[Stored items from a collection]
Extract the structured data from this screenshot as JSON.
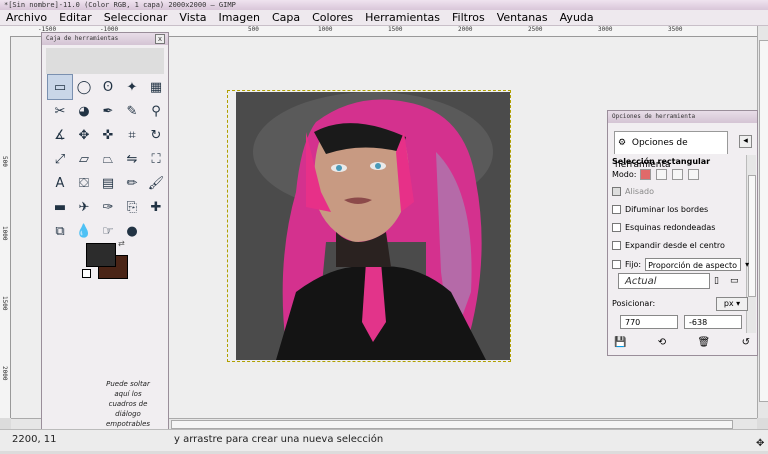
{
  "window": {
    "title": "*[Sin nombre]-11.0 (Color RGB, 1 capa) 2000x2000 – GIMP"
  },
  "menubar": {
    "items": [
      "Archivo",
      "Editar",
      "Seleccionar",
      "Vista",
      "Imagen",
      "Capa",
      "Colores",
      "Herramientas",
      "Filtros",
      "Ventanas",
      "Ayuda"
    ]
  },
  "ruler": {
    "h_ticks": [
      "-1500",
      "-1000",
      "500",
      "1000",
      "1500",
      "2000",
      "2500",
      "3000",
      "3500"
    ],
    "v_ticks": [
      "500",
      "1000",
      "1500",
      "2000"
    ]
  },
  "toolbox": {
    "title": "Caja de herramientas",
    "close": "x",
    "tools": [
      {
        "name": "rect-select-icon",
        "glyph": "▭"
      },
      {
        "name": "ellipse-select-icon",
        "glyph": "◯"
      },
      {
        "name": "free-select-icon",
        "glyph": "ʘ"
      },
      {
        "name": "fuzzy-select-icon",
        "glyph": "✦"
      },
      {
        "name": "select-by-color-icon",
        "glyph": "▦"
      },
      {
        "name": "scissors-icon",
        "glyph": "✂"
      },
      {
        "name": "foreground-select-icon",
        "glyph": "◕"
      },
      {
        "name": "paths-icon",
        "glyph": "✒"
      },
      {
        "name": "color-picker-icon",
        "glyph": "✎"
      },
      {
        "name": "zoom-icon",
        "glyph": "⚲"
      },
      {
        "name": "measure-icon",
        "glyph": "∡"
      },
      {
        "name": "move-icon",
        "glyph": "✥"
      },
      {
        "name": "align-icon",
        "glyph": "✜"
      },
      {
        "name": "crop-icon",
        "glyph": "⌗"
      },
      {
        "name": "rotate-icon",
        "glyph": "↻"
      },
      {
        "name": "scale-icon",
        "glyph": "⤢"
      },
      {
        "name": "shear-icon",
        "glyph": "▱"
      },
      {
        "name": "perspective-icon",
        "glyph": "⏢"
      },
      {
        "name": "flip-icon",
        "glyph": "⇋"
      },
      {
        "name": "cage-icon",
        "glyph": "⛶"
      },
      {
        "name": "text-icon",
        "glyph": "A"
      },
      {
        "name": "bucket-fill-icon",
        "glyph": "⛋"
      },
      {
        "name": "blend-icon",
        "glyph": "▤"
      },
      {
        "name": "pencil-icon",
        "glyph": "✏"
      },
      {
        "name": "paintbrush-icon",
        "glyph": "🖌"
      },
      {
        "name": "eraser-icon",
        "glyph": "▬"
      },
      {
        "name": "airbrush-icon",
        "glyph": "✈"
      },
      {
        "name": "ink-icon",
        "glyph": "✑"
      },
      {
        "name": "clone-icon",
        "glyph": "⎘"
      },
      {
        "name": "heal-icon",
        "glyph": "✚"
      },
      {
        "name": "perspective-clone-icon",
        "glyph": "⧉"
      },
      {
        "name": "blur-icon",
        "glyph": "💧"
      },
      {
        "name": "smudge-icon",
        "glyph": "☞"
      },
      {
        "name": "dodge-burn-icon",
        "glyph": "●"
      }
    ],
    "drop_hint": "Puede soltar aquí los cuadros de diálogo empotrables"
  },
  "tool_options": {
    "title": "Opciones de herramienta",
    "tab_label": "Opciones de herramienta",
    "section": "Selección rectangular",
    "modo_label": "Modo:",
    "alisado": "Alisado",
    "difuminar": "Difuminar los bordes",
    "esquinas": "Esquinas redondeadas",
    "expandir": "Expandir desde el centro",
    "fijo_label": "Fijo:",
    "fijo_value": "Proporción de aspecto",
    "actual": "Actual",
    "posicionar": "Posicionar:",
    "unit": "px",
    "pos_x": "770",
    "pos_y": "-638"
  },
  "status": {
    "coords": "2200, 11",
    "message": "y arrastre para crear una nueva selección"
  }
}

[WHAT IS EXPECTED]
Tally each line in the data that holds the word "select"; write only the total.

[SOLUTION FOR THIS EXERCISE]
6